Stored items from a collection
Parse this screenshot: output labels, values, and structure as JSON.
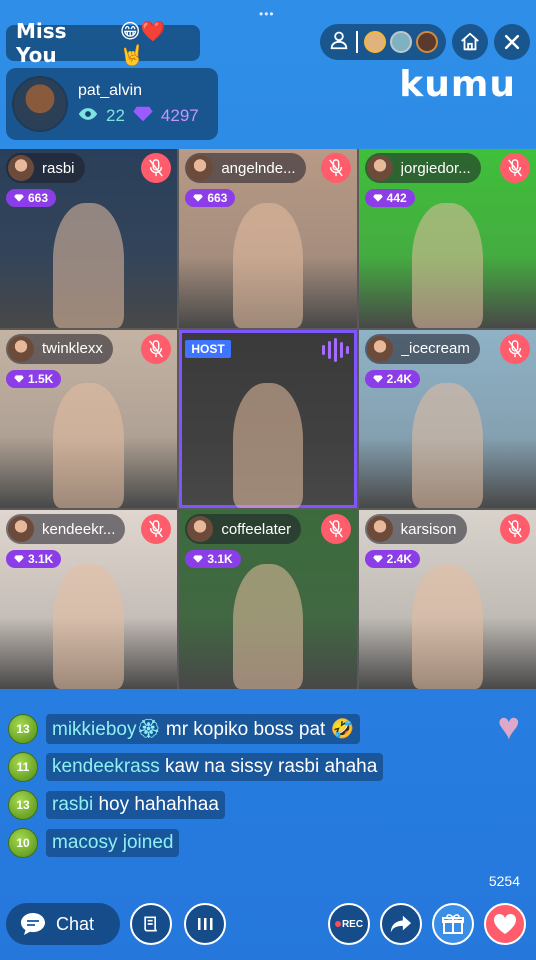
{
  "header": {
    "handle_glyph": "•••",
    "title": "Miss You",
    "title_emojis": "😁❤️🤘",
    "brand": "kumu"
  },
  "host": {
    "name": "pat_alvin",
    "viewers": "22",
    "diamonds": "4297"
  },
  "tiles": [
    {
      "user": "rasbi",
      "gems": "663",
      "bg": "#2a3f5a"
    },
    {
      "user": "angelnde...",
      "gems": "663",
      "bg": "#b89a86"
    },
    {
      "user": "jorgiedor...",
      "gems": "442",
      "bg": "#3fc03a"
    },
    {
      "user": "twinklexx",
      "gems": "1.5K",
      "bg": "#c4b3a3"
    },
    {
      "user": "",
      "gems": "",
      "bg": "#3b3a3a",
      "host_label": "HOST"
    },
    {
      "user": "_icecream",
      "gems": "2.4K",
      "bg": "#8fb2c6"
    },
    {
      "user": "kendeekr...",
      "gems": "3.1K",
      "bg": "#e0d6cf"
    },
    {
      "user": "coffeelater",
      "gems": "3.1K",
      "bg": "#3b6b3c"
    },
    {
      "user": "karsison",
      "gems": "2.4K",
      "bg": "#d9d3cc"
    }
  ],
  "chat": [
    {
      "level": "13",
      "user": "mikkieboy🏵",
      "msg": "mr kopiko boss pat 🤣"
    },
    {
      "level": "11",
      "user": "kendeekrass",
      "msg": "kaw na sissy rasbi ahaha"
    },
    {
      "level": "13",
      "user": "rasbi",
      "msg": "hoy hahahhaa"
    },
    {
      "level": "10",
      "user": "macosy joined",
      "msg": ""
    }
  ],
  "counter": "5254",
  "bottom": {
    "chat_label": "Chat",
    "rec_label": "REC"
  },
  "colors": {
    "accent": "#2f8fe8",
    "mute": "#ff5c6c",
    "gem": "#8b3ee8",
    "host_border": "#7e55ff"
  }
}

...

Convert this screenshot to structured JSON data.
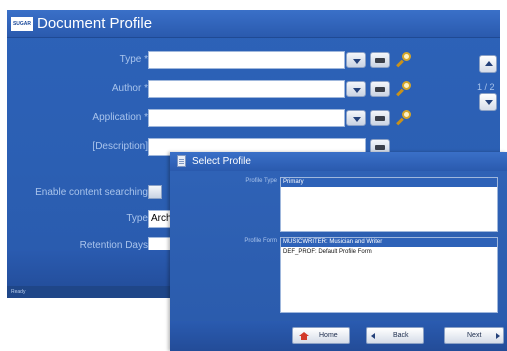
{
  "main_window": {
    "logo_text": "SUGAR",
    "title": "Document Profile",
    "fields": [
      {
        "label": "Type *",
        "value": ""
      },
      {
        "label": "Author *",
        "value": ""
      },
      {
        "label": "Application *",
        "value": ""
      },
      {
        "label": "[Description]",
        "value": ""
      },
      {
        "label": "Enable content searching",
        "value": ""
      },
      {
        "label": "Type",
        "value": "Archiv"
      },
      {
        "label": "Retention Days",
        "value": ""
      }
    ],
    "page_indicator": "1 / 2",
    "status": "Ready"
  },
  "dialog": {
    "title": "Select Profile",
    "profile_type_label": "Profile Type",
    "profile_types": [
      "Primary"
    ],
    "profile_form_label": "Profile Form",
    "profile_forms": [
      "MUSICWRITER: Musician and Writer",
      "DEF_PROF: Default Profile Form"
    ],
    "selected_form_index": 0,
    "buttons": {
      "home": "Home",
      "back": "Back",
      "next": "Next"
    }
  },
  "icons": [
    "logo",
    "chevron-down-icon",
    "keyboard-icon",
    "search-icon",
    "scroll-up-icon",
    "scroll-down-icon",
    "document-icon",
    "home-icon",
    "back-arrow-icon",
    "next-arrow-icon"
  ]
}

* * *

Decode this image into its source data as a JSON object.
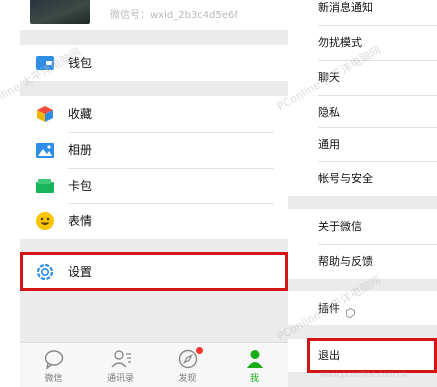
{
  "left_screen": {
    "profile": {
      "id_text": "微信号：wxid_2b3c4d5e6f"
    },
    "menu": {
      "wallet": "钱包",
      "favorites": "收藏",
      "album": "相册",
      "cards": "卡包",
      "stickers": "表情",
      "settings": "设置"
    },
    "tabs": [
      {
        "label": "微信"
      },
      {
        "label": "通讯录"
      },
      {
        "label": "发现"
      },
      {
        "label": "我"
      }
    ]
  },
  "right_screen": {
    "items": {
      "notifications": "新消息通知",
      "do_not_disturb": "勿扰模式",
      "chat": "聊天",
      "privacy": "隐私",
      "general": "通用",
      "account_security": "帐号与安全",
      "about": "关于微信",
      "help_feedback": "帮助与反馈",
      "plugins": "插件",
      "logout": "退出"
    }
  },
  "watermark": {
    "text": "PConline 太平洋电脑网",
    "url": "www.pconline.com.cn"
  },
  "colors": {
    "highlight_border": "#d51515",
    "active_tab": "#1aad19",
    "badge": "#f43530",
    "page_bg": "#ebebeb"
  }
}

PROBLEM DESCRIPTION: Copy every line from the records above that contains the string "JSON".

OUTPUT OF THE EXERCISE:
Parse this screenshot: output labels, values, and structure as JSON.
Convert this screenshot to structured JSON data.
Decode this image into its source data as a JSON object.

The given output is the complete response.